Citing PatentFiling datePublication dateApplicantTitle
US2906037 *Jun 9, 1958Sep 29, 1959Rubin Irving CDial type slide rule for teaching arithmetic
US2965980 *Mar 14, 1960Dec 27, 1960Day Robert GComputing device
US3149423 *Mar 4, 1963Sep 22, 1964Naples Victor JTime teaching device
US3199228 *Apr 30, 1962Aug 10, 1965Rubin Irvin CWord training aid
US3387391 *Feb 1, 1967Jun 11, 1968Angela D. BartoloFlash cards for teaching arithmetic
US3462856 *Jun 15, 1967Aug 26, 1969Oeland Ernest N JrBaseball training guide
US3468037 *Nov 25, 1966Sep 23, 1969Warneke Richard JTeaching device
US3523376 *Jan 15, 1968Aug 11, 1970Gilliam CoronaTeaching aid
US3702505 *Aug 19, 1971Nov 14, 1972Hadjigeorghiou AndreasEducational aid
US4021940 *Jun 22, 1976May 10, 1977David SaintEducational device
WO2002017274A2 *Jul 18, 2001Feb 28, 2002Walch HelmutLearning system
U.S. Classification434/198, D19/64
International ClassificationG09B19/02
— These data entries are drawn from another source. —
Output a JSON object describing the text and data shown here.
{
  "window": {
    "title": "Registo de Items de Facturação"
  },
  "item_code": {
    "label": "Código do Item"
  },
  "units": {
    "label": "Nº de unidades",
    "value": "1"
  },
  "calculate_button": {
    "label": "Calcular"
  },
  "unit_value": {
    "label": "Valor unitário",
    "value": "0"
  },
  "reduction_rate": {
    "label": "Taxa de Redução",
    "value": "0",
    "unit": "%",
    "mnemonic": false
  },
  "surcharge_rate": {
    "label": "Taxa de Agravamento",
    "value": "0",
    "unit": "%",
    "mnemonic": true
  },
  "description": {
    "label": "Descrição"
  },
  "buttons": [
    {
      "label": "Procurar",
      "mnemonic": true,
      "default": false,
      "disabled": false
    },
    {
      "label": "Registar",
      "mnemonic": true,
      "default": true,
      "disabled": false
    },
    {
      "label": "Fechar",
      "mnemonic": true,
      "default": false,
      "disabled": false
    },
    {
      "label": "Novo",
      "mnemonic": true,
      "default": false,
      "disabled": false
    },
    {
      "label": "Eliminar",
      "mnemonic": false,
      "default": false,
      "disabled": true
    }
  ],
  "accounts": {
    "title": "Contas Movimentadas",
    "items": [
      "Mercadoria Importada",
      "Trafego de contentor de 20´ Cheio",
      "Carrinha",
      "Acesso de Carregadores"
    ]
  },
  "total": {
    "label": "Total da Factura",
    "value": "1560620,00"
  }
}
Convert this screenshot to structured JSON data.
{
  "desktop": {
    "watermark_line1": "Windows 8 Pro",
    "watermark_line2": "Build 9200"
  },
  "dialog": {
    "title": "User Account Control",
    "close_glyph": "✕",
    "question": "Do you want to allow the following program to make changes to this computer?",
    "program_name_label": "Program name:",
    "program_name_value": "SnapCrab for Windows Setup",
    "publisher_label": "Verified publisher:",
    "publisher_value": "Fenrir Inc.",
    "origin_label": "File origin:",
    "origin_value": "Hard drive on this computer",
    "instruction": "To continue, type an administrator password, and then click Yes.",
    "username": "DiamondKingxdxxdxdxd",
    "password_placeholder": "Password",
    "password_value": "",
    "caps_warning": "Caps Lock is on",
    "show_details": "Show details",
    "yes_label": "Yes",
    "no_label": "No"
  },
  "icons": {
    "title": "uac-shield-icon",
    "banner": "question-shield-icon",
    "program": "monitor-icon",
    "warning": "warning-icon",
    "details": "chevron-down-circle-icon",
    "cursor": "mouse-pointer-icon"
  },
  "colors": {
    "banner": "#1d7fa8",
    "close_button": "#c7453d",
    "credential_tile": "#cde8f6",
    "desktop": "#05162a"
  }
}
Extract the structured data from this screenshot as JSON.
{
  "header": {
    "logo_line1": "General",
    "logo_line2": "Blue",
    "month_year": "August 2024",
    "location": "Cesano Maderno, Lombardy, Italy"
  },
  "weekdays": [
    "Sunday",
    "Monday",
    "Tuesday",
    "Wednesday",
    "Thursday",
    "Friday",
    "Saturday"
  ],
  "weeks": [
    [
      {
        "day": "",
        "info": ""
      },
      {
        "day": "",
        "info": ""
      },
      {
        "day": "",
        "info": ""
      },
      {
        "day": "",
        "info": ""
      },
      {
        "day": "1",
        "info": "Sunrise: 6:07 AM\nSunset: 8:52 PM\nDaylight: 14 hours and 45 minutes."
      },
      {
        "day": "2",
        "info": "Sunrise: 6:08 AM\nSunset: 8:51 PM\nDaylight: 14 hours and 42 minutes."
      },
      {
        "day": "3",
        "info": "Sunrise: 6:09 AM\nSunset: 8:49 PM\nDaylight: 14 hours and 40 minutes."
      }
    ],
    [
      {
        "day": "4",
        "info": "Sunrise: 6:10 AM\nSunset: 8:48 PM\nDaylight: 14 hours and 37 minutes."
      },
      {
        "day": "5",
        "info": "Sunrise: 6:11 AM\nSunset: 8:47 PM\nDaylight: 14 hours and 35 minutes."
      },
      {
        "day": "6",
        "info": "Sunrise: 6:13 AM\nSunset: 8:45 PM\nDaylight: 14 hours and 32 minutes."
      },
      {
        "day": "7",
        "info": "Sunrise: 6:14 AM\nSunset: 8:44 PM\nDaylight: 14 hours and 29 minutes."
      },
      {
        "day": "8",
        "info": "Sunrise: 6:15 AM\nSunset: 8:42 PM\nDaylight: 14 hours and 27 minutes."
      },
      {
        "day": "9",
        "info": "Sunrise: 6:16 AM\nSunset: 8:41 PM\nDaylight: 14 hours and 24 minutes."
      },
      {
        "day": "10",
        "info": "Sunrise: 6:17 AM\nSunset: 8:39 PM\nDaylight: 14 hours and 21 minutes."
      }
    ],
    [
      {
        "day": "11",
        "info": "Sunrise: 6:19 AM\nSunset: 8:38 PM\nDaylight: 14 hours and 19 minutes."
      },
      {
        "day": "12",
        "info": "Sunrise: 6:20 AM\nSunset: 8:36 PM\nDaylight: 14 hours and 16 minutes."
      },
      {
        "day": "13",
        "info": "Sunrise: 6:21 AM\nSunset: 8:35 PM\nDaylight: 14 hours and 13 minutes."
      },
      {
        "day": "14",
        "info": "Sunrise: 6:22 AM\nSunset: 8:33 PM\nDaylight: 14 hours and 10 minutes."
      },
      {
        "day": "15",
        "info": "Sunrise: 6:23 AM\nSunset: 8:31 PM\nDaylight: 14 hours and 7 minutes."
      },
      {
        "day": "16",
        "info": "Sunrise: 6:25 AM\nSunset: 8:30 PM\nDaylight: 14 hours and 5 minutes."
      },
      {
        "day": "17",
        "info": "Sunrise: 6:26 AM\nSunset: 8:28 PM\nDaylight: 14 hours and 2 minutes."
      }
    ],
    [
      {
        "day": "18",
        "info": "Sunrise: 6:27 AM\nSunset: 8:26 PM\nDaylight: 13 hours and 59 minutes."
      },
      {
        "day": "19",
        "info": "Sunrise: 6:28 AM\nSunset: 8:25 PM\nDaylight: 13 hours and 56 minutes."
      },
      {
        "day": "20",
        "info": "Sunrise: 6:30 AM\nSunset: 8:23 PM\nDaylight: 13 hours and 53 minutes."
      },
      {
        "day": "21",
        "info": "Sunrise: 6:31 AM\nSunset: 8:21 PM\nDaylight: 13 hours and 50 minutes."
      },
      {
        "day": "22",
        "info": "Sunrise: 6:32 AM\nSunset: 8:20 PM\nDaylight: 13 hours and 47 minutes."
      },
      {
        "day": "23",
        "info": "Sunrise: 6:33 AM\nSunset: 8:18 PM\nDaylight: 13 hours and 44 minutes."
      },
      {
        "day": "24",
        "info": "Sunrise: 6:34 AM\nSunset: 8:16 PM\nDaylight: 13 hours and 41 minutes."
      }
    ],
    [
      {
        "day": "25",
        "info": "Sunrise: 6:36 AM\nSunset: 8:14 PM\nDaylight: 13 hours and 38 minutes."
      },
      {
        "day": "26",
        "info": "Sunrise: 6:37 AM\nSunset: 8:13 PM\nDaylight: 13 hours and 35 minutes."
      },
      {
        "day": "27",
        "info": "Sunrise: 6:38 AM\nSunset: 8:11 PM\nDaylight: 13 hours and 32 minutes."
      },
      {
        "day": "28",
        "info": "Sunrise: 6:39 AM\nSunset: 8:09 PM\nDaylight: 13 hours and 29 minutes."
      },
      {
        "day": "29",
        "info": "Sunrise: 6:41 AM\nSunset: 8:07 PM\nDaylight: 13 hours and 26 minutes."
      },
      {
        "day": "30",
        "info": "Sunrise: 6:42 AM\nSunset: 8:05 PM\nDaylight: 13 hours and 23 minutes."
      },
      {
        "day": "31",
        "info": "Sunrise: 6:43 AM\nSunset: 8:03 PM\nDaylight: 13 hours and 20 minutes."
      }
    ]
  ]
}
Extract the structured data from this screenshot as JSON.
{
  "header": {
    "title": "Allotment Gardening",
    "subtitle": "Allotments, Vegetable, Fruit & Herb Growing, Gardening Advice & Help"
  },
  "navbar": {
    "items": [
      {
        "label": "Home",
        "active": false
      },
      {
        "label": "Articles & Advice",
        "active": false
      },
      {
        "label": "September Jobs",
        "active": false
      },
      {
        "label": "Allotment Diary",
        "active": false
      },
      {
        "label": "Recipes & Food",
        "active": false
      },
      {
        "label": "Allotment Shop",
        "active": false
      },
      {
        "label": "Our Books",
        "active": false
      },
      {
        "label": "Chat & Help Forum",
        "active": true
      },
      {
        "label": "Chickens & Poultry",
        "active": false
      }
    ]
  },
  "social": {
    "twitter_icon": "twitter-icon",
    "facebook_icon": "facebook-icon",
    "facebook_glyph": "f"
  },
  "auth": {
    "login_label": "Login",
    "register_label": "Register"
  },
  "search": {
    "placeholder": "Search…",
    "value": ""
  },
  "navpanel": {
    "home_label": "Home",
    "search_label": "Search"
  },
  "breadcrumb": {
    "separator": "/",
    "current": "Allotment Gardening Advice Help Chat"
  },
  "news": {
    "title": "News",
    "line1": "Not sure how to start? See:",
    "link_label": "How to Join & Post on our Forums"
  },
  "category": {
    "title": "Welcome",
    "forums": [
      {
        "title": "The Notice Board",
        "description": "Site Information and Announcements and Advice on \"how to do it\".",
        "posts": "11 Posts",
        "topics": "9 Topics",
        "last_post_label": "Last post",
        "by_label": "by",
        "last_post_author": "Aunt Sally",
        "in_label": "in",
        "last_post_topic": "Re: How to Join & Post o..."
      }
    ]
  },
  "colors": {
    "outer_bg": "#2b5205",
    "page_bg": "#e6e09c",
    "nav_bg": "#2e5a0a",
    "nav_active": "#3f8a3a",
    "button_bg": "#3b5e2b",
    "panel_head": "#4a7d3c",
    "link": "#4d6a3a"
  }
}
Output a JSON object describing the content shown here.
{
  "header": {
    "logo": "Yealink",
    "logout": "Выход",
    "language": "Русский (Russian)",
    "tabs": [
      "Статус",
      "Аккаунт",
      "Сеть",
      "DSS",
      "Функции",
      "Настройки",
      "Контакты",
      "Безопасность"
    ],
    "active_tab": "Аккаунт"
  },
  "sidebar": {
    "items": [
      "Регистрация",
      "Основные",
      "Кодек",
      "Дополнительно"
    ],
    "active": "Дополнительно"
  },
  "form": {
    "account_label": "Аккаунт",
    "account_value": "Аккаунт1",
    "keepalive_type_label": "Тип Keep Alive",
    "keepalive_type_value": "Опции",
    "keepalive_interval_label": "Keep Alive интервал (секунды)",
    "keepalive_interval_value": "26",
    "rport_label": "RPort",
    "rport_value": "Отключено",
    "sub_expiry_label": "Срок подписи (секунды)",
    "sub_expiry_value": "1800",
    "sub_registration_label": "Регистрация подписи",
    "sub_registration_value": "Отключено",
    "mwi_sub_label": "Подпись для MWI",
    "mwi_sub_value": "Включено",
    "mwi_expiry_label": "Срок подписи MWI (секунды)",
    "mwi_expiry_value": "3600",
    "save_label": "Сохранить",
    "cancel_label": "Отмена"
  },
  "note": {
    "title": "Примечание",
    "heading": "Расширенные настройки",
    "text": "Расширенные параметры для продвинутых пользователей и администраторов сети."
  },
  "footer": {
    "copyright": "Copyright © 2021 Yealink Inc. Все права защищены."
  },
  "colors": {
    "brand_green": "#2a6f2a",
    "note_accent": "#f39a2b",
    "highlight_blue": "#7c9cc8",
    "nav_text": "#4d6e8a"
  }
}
Cooperative ClassificationG09B19/02
European ClassificationG09B19/02